··· Input records ···
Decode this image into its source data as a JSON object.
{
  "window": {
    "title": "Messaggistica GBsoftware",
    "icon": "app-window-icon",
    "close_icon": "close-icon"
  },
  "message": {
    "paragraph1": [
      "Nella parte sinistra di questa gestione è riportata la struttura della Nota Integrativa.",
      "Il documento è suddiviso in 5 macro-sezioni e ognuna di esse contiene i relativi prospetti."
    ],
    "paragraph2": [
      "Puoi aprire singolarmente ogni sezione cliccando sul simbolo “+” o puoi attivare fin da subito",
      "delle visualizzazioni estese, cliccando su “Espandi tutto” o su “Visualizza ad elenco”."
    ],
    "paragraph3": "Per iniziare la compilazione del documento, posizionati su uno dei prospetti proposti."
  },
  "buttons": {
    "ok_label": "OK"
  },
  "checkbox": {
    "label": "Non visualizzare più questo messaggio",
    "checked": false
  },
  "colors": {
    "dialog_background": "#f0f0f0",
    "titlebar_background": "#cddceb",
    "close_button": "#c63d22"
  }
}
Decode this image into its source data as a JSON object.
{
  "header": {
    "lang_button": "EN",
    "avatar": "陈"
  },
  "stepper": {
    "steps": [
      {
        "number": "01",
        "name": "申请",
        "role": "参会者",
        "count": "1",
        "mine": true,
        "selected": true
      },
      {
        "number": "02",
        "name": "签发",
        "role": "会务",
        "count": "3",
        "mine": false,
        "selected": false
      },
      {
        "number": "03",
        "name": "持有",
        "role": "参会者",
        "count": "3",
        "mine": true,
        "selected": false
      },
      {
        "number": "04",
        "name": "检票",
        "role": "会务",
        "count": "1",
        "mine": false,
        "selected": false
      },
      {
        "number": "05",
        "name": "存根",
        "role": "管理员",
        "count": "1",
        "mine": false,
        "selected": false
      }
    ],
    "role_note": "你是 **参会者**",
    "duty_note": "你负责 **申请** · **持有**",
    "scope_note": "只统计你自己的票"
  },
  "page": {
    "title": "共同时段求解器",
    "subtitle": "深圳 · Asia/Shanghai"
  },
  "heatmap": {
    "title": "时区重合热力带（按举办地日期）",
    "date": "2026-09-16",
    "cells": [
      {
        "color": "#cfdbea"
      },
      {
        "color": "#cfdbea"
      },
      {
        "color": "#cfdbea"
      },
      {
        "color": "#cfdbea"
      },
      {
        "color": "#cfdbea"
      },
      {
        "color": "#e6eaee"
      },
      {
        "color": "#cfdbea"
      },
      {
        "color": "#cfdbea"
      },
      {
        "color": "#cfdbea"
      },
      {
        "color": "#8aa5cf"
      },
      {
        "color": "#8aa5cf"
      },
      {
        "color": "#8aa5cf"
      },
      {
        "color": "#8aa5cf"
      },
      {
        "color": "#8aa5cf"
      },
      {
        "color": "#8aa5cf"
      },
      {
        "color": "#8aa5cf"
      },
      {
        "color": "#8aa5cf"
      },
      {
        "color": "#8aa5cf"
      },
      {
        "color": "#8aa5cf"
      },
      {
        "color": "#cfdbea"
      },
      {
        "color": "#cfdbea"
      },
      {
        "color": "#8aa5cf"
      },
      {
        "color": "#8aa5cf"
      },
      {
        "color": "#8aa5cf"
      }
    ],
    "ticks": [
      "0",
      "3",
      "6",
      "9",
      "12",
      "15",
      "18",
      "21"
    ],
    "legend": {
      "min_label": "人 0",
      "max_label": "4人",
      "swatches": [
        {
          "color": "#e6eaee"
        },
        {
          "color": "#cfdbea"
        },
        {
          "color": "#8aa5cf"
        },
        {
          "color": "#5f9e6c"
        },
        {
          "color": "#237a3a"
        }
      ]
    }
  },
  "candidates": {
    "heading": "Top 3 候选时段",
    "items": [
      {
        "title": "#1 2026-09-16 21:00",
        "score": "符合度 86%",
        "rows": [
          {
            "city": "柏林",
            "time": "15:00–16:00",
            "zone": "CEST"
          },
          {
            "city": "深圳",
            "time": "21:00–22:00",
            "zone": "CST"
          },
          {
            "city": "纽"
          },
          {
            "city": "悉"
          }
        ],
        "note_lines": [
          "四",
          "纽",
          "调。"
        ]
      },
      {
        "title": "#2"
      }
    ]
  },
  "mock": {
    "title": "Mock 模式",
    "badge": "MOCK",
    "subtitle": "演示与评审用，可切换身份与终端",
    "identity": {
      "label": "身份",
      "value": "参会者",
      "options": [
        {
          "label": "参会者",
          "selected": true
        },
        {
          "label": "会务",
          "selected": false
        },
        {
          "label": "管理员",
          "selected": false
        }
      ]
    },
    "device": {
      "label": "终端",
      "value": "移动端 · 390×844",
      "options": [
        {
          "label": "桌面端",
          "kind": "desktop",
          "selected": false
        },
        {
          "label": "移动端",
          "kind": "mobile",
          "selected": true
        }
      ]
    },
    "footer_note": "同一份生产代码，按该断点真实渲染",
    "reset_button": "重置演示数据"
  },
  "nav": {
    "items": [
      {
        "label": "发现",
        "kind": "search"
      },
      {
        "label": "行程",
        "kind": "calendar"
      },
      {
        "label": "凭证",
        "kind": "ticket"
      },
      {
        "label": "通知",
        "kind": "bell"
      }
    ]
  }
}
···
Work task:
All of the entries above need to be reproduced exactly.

Solved exercise:
Decode this image into its source data as a JSON object.
{
  "window": {
    "title": "Messaggistica GBsoftware",
    "icon": "app-window-icon",
    "close_icon": "close-icon"
  },
  "message": {
    "paragraph1": [
      "Nella parte sinistra di questa gestione è riportata la struttura della Nota Integrativa.",
      "Il documento è suddiviso in 5 macro-sezioni e ognuna di esse contiene i relativi prospetti."
    ],
    "paragraph2": [
      "Puoi aprire singolarmente ogni sezione cliccando sul simbolo “+” o puoi attivare fin da subito",
      "delle visualizzazioni estese, cliccando su “Espandi tutto” o su “Visualizza ad elenco”."
    ],
    "paragraph3": "Per iniziare la compilazione del documento, posizionati su uno dei prospetti proposti."
  },
  "buttons": {
    "ok_label": "OK"
  },
  "checkbox": {
    "label": "Non visualizzare più questo messaggio",
    "checked": false
  },
  "colors": {
    "dialog_background": "#f0f0f0",
    "titlebar_background": "#cddceb",
    "close_button": "#c63d22"
  }
}
Decode this image into its source data as a JSON object.
{
  "header": {
    "lang_button": "EN",
    "avatar": "陈"
  },
  "stepper": {
    "steps": [
      {
        "number": "01",
        "name": "申请",
        "role": "参会者",
        "count": "1",
        "mine": true,
        "selected": true
      },
      {
        "number": "02",
        "name": "签发",
        "role": "会务",
        "count": "3",
        "mine": false,
        "selected": false
      },
      {
        "number": "03",
        "name": "持有",
        "role": "参会者",
        "count": "3",
        "mine": true,
        "selected": false
      },
      {
        "number": "04",
        "name": "检票",
        "role": "会务",
        "count": "1",
        "mine": false,
        "selected": false
      },
      {
        "number": "05",
        "name": "存根",
        "role": "管理员",
        "count": "1",
        "mine": false,
        "selected": false
      }
    ],
    "role_note": "你是 **参会者**",
    "duty_note": "你负责 **申请** · **持有**",
    "scope_note": "只统计你自己的票"
  },
  "page": {
    "title": "共同时段求解器",
    "subtitle": "深圳 · Asia/Shanghai"
  },
  "heatmap": {
    "title": "时区重合热力带（按举办地日期）",
    "date": "2026-09-16",
    "cells": [
      {
        "color": "#cfdbea"
      },
      {
        "color": "#cfdbea"
      },
      {
        "color": "#cfdbea"
      },
      {
        "color": "#cfdbea"
      },
      {
        "color": "#cfdbea"
      },
      {
        "color": "#e6eaee"
      },
      {
        "color": "#cfdbea"
      },
      {
        "color": "#cfdbea"
      },
      {
        "color": "#cfdbea"
      },
      {
        "color": "#8aa5cf"
      },
      {
        "color": "#8aa5cf"
      },
      {
        "color": "#8aa5cf"
      },
      {
        "color": "#8aa5cf"
      },
      {
        "color": "#8aa5cf"
      },
      {
        "color": "#8aa5cf"
      },
      {
        "color": "#8aa5cf"
      },
      {
        "color": "#8aa5cf"
      },
      {
        "color": "#8aa5cf"
      },
      {
        "color": "#8aa5cf"
      },
      {
        "color": "#cfdbea"
      },
      {
        "color": "#cfdbea"
      },
      {
        "color": "#8aa5cf"
      },
      {
        "color": "#8aa5cf"
      },
      {
        "color": "#8aa5cf"
      }
    ],
    "ticks": [
      "0",
      "3",
      "6",
      "9",
      "12",
      "15",
      "18",
      "21"
    ],
    "legend": {
      "min_label": "人 0",
      "max_label": "4人",
      "swatches": [
        {
          "color": "#e6eaee"
        },
        {
          "color": "#cfdbea"
        },
        {
          "color": "#8aa5cf"
        },
        {
          "color": "#5f9e6c"
        },
        {
          "color": "#237a3a"
        }
      ]
    }
  },
  "candidates": {
    "heading": "Top 3 候选时段",
    "items": [
      {
        "title": "#1 2026-09-16 21:00",
        "score": "符合度 86%",
        "rows": [
          {
            "city": "柏林",
            "time": "15:00–16:00",
            "zone": "CEST"
          },
          {
            "city": "深圳",
            "time": "21:00–22:00",
            "zone": "CST"
          },
          {
            "city": "纽"
          },
          {
            "city": "悉"
          }
        ],
        "note_lines": [
          "四",
          "纽",
          "调。"
        ]
      },
      {
        "title": "#2"
      }
    ]
  },
  "mock": {
    "title": "Mock 模式",
    "badge": "MOCK",
    "subtitle": "演示与评审用，可切换身份与终端",
    "identity": {
      "label": "身份",
      "value": "参会者",
      "options": [
        {
          "label": "参会者",
          "selected": true
        },
        {
          "label": "会务",
          "selected": false
        },
        {
          "label": "管理员",
          "selected": false
        }
      ]
    },
    "device": {
      "label": "终端",
      "value": "移动端 · 390×844",
      "options": [
        {
          "label": "桌面端",
          "kind": "desktop",
          "selected": false
        },
        {
          "label": "移动端",
          "kind": "mobile",
          "selected": true
        }
      ]
    },
    "footer_note": "同一份生产代码，按该断点真实渲染",
    "reset_button": "重置演示数据"
  },
  "nav": {
    "items": [
      {
        "label": "发现",
        "kind": "search"
      },
      {
        "label": "行程",
        "kind": "calendar"
      },
      {
        "label": "凭证",
        "kind": "ticket"
      },
      {
        "label": "通知",
        "kind": "bell"
      }
    ]
  }
}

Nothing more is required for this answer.